The telecom industry has had a historical growth rate of about three percent a year. So growth at rates lower than three percent might well be deemed a problem. According to estimates by STL Partners, only in Africa will growth rates exceed three percent, between 2019 and 2022.
In Europe and Western Europe, growth might well be negative over that period. If telecom service provider costs of capitalare 4.6 percent for debt, and perhaps 10 percent for equity, one-percent revenue growth rates are a key problem.
Historically, faced with slowing growth, telecom companies have purchased growth by acquiring other firms, in horizontal deals (mobile firms buying other mobile firms; fixed network firms buying other fixed network firms; fixed network entities buying mobile assets; cable firms buying other cable firms).
That will remain an option for some firms. The new problem is that while scale helps with operating costs and gross revenue, long-term growth might not benefit too much. A bigger firm, growing less than three percent, does not solve the growth problem. And growth now is the key issue.

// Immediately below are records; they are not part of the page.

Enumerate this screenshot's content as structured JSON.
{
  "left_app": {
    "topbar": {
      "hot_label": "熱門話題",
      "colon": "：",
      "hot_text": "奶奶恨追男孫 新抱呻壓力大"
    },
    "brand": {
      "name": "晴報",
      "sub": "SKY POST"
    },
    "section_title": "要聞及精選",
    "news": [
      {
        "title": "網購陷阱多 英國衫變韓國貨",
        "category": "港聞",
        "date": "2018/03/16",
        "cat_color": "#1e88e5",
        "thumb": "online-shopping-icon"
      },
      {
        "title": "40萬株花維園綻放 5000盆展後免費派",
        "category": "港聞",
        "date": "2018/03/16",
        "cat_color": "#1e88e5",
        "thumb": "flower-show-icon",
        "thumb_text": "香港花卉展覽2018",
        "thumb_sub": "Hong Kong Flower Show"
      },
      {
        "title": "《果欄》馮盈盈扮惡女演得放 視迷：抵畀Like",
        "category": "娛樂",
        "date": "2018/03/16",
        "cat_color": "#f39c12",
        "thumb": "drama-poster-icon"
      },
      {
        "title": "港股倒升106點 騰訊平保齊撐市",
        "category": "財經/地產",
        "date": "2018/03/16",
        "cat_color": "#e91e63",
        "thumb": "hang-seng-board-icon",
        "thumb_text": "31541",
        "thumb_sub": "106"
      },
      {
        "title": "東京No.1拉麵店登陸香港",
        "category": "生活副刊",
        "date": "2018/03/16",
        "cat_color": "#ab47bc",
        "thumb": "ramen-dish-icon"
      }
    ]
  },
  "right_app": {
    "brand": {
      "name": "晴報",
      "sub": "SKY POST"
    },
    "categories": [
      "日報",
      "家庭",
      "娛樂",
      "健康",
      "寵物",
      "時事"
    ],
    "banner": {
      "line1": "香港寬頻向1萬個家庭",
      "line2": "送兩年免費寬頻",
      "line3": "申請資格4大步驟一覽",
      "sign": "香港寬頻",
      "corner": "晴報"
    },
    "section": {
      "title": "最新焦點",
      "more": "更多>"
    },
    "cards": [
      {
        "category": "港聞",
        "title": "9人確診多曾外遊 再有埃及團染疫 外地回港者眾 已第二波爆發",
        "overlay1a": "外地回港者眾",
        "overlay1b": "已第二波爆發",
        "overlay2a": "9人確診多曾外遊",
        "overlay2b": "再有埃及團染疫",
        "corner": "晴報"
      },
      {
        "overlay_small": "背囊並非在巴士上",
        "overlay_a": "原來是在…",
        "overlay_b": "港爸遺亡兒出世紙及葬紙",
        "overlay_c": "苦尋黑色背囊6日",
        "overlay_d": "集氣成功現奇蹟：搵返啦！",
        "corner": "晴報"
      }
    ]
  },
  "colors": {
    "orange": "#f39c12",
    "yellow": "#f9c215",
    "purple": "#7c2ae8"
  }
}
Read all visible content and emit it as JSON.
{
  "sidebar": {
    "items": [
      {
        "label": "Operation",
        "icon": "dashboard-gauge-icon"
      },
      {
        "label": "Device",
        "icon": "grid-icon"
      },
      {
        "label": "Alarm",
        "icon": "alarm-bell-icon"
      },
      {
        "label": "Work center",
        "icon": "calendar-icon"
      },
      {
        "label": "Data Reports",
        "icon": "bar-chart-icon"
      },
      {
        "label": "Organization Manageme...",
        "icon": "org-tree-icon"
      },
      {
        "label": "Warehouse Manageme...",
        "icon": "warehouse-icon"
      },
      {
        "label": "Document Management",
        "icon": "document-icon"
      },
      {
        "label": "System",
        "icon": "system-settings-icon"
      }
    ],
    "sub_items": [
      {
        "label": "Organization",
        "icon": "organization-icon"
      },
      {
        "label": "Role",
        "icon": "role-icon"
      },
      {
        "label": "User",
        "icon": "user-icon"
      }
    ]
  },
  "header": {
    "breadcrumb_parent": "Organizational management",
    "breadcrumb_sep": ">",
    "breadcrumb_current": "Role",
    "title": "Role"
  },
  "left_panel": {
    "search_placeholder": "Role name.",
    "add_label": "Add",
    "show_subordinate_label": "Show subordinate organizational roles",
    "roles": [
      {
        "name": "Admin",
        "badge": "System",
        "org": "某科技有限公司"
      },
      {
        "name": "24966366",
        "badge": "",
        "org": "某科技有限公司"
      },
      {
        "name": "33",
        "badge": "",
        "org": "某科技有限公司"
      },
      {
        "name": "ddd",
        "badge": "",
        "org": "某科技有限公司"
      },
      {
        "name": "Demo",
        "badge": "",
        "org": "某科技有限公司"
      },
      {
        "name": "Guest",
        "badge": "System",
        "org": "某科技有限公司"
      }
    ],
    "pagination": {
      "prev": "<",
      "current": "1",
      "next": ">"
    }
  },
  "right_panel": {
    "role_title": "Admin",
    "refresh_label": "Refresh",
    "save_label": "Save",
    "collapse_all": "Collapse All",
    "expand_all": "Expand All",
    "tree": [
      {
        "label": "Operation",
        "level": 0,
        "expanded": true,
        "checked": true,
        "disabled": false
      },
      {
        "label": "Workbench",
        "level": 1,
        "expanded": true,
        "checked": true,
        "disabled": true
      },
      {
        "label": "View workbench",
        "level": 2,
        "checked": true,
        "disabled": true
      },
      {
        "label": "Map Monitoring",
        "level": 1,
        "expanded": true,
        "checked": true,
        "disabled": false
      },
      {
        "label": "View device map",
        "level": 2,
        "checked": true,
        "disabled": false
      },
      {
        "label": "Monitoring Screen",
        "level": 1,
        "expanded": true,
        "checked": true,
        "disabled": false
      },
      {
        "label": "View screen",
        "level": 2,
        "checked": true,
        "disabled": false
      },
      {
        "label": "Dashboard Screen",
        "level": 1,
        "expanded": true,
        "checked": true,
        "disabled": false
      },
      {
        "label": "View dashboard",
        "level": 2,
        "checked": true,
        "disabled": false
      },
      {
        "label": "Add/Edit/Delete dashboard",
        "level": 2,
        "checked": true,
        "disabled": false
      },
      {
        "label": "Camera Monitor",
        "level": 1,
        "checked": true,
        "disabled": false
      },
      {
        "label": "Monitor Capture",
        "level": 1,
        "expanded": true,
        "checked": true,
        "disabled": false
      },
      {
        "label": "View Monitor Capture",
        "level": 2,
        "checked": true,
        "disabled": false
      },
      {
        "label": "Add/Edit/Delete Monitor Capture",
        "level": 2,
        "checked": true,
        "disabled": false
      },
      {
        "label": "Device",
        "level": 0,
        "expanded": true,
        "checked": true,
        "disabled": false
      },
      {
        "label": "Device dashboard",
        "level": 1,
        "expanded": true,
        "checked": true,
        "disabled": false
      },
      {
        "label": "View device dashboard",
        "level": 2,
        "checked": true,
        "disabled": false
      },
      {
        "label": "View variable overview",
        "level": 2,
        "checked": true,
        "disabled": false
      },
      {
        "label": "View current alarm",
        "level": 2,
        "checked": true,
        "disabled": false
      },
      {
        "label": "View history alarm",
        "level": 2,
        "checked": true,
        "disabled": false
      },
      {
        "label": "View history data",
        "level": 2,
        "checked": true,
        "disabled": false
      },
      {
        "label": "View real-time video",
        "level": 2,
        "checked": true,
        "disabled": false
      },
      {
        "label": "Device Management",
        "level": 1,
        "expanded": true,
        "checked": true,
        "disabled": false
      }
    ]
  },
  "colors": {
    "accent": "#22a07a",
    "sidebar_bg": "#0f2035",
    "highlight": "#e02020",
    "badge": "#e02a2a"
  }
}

Firms might make mistakes when trying to grow outside the connectivity role. But staying exclusively in that role, as a strategy, might also falter, as it does not offer a path to growth.